A. Savings accounts don’t usually pay interest on the
money you deposit.
B. Savings accounts may require you to maintain a
minimum balance to avoid paying a fee.
C. Savings accounts are best used to store money for
D. Savings accounts limit the number of withdrawals
that can be made each month.
Option A. Savings accounts don’t usually pay interest on the
money you deposit is a false statement about savings accounts.
Savings accounts, those familiar financial companions, have long held the trust of individuals seeking a safe haven for their money. Yet, a common perplexity surrounds them – the notion that they seldom pay interest on the funds deposited. It’s provide a secure reservoir for your financial resources, offering both accessibility and safety. However, a pervasive myth persists, suggesting that these accounts do not usually yield substantial interest.
The Intricacies of Interest Rates
At the heart of this matter is the concept of interest, the lifeblood of any savings account. Interest enables your money to burgeon over time, even without additional deposits. It’s an essential factor that distinguishes savings accounts from mere storage. The crux of the matter is that most savings accounts, by default, offer disappointingly low interest rates.
Exploring the Reasons Behind Low Interest Rates
Numerous factors contribute to the typically low interest rates on savings accounts:
The Impact of Minimum Balance Requirements
A common hurdle to substantial interest earnings is the minimum balance requirement. Many savings accounts stipulate a minimum balance that must be maintained to qualify for interest payments. Dropping below this threshold typically means no interest will be accrued. This presents a challenge to individuals who cannot consistently maintain a high minimum balance.
The Hidden Costs: Unveiling Fees
Savings accounts, despite their apparent simplicity, can come laden with hidden fees. Monthly maintenance fees, ATM charges, or transaction fees can gradually erode your interest earnings. These fees may go unnoticed, undermining the core purpose of saving money.

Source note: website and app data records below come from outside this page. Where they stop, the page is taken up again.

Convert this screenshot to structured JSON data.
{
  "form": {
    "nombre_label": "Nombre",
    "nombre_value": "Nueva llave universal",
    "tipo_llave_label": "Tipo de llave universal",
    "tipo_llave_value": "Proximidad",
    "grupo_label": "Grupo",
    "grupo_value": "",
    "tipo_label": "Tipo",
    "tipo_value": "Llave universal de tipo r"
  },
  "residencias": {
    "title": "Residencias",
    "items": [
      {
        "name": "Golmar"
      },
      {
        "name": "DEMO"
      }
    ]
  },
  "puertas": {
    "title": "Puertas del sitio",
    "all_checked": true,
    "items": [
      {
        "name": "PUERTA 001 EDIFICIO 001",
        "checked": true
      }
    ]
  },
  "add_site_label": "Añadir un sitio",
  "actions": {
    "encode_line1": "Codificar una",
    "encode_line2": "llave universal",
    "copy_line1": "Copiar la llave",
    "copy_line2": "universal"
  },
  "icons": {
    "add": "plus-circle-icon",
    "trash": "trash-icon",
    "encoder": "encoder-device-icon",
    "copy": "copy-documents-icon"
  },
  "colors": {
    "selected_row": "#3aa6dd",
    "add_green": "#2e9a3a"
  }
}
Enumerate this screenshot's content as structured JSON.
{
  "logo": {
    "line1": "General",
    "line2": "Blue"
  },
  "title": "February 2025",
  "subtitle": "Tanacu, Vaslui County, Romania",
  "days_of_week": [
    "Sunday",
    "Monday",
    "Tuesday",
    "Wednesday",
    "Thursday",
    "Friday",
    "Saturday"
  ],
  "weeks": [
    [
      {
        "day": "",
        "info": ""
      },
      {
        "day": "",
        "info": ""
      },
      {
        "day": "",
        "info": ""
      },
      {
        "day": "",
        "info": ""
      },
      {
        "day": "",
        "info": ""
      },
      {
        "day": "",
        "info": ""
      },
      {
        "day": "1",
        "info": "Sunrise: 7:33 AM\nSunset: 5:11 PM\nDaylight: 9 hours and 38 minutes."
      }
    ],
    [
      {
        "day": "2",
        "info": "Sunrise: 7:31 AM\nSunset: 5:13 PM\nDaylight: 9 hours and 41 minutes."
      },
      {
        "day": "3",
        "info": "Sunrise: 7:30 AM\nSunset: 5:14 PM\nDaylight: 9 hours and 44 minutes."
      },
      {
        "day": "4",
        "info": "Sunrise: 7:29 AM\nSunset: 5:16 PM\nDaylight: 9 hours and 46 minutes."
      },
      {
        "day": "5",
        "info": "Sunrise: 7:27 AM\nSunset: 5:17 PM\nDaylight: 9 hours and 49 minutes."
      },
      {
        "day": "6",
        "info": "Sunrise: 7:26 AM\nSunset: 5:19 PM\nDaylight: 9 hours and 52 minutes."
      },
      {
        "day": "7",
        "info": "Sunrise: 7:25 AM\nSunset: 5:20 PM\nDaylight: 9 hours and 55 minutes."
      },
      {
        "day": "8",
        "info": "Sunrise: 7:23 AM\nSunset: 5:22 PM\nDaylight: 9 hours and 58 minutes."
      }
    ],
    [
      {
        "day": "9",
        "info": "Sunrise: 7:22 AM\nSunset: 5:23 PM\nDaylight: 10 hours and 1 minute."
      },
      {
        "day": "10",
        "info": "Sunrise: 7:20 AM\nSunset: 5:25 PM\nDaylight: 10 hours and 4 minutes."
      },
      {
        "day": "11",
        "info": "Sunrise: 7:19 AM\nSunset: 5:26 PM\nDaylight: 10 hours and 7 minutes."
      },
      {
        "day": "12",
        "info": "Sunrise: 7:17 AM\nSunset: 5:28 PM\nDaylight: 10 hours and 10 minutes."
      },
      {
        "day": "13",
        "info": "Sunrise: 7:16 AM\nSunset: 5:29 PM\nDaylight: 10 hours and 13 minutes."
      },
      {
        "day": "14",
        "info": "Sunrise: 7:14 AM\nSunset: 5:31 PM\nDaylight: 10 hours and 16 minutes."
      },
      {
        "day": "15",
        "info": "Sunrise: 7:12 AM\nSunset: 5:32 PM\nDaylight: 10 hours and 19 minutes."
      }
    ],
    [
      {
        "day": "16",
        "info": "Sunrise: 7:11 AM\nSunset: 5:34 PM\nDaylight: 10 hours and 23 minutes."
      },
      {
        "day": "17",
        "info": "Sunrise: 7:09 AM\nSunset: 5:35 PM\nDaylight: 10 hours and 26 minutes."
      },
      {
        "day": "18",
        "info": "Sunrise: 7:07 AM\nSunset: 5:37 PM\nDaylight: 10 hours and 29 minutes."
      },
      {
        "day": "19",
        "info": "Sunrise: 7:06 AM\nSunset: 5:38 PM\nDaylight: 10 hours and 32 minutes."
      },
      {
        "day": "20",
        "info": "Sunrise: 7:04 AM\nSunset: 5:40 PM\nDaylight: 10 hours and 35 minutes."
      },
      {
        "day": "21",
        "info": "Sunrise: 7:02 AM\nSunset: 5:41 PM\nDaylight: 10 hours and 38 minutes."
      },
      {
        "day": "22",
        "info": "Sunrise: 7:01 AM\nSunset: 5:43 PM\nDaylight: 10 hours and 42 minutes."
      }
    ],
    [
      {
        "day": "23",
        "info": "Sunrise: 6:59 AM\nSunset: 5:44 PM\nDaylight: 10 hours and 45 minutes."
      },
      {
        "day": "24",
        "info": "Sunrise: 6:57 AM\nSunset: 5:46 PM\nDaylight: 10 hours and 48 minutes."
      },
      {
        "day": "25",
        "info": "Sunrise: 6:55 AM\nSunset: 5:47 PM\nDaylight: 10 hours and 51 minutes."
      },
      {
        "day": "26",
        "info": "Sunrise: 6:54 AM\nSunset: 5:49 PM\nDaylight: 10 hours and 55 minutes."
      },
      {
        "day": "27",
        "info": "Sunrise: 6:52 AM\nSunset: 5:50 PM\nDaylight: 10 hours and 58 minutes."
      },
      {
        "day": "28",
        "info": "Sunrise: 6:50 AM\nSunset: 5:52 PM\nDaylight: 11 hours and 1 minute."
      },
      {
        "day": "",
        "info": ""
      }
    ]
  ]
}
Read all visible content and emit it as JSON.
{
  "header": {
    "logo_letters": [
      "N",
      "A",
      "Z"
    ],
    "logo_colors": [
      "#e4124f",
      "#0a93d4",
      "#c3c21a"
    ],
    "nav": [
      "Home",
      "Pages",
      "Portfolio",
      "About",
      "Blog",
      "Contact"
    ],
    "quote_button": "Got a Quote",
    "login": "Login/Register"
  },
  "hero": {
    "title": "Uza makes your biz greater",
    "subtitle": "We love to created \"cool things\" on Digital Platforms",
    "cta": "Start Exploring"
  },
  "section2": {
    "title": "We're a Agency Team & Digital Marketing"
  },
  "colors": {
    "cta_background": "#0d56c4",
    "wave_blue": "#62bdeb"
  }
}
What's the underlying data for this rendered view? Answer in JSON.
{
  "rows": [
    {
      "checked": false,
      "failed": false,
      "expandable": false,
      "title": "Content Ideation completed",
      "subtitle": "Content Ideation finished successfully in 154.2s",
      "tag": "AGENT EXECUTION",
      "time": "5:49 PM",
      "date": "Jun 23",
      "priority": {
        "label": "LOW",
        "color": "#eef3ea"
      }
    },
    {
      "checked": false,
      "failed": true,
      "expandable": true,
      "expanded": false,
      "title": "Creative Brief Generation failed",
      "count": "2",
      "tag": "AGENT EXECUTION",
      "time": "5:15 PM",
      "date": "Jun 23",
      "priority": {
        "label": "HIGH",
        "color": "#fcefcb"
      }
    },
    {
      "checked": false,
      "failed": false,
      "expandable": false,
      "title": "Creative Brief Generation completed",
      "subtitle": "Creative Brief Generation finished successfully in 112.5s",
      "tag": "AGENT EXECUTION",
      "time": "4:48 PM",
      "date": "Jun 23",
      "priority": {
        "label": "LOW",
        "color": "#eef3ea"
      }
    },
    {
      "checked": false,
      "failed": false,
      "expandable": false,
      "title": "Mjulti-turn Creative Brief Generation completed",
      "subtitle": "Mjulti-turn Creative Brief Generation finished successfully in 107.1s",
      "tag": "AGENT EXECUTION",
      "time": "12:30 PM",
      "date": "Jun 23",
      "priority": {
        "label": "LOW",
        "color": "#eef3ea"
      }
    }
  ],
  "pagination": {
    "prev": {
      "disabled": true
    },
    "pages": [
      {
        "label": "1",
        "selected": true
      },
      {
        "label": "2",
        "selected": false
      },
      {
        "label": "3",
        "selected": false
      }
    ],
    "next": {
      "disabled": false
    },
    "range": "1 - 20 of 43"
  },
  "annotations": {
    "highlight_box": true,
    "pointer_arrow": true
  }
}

Interest Rates: The Bank’s Dilemma
Banks wield the power to set the interest rates on savings accounts, and their decisions often prioritize their profits over the account holder’s earnings. This discrepancy enables the bank to maximize its profits while leaving the account holder with meager returns.
The Quest for Alternatives
To surmount the hurdle of meager interest rates, it’s imperative to explore alternative avenues. Several options can help you optimize your savings:
The Rise of High-Yield Savings Accounts
High-yield savings accounts are a remarkable alternative to traditional savings accounts. They are typically offered by online banks and credit unions, which have lower overhead costs compared to traditional brick-and-mortar banks. As a result, they can offer significantly higher interest rates.
Money Market Accounts: A Hybrid Approach
Money market accounts strike a balance between traditional savings and checking accounts. They tend to offer competitive interest rates while allowing some of the flexibility of a checking account. These accounts are often associated with higher minimum balance requirements.
Certificates of Deposit (CDs): The Locked Savings
Certificates of Deposit are another intriguing option. By agreeing to lock your money into a CD for a fixed period, you can secure a higher interest rate. However, it’s important to note that you won’t have access to your funds until the CD matures.